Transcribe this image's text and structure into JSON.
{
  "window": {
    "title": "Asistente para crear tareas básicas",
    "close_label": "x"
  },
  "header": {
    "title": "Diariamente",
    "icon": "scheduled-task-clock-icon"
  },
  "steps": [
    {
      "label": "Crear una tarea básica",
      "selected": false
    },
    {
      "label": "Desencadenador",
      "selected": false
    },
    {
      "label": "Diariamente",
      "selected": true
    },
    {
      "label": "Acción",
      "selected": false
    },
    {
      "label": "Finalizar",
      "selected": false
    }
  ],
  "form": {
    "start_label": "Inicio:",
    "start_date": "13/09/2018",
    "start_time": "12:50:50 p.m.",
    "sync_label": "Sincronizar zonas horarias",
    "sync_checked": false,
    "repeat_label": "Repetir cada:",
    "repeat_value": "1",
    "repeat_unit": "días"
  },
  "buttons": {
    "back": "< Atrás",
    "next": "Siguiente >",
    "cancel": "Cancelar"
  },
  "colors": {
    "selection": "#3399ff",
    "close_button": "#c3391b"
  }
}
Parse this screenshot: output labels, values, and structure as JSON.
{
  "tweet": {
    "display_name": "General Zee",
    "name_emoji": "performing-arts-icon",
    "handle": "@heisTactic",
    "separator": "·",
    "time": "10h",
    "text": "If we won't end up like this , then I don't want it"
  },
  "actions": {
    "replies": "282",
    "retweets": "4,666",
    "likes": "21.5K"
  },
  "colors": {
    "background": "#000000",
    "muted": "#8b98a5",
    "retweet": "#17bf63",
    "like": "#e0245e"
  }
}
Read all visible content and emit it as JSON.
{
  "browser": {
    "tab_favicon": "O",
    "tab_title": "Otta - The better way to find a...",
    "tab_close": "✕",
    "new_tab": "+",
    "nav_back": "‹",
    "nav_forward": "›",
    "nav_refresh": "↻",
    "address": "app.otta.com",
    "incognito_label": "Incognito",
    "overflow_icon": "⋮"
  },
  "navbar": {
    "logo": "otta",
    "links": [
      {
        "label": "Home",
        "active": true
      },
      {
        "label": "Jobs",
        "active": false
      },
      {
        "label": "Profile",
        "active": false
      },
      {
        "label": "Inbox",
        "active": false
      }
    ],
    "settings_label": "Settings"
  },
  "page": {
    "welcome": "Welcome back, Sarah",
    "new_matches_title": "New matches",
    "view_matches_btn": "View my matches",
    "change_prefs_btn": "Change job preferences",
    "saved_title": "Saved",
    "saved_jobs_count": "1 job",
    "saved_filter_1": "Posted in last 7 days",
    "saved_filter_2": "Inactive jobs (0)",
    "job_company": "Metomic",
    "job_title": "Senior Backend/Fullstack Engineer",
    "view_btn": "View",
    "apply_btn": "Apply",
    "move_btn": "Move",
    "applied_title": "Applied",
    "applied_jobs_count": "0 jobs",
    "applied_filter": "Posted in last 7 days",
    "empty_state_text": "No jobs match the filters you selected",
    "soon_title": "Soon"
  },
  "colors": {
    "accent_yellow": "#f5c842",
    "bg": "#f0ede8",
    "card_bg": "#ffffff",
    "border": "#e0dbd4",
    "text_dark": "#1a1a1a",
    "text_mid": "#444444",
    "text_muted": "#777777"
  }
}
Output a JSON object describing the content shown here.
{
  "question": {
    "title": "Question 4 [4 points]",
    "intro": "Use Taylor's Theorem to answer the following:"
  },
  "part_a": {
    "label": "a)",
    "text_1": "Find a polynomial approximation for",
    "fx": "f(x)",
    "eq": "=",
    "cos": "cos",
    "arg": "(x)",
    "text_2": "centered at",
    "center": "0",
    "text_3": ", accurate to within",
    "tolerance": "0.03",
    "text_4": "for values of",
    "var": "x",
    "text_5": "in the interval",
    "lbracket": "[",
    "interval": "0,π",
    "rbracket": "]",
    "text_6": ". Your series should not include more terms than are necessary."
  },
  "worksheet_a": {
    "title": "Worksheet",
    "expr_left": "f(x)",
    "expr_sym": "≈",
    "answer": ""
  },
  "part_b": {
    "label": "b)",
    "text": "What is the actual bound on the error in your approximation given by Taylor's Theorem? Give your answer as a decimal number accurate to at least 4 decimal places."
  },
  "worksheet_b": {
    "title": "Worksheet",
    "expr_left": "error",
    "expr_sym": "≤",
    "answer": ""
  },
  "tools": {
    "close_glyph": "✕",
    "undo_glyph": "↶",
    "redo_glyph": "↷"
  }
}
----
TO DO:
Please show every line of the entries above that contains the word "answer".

WRITTEN SOLUTION:
    "intro": "Use Taylor's Theorem to answer the following:"
    "answer": ""
    "text": "What is the actual bound on the error in your approximation given by Taylor's Theorem? Give your answer as a decimal number accurate to at least 4 decimal places."
    "answer": ""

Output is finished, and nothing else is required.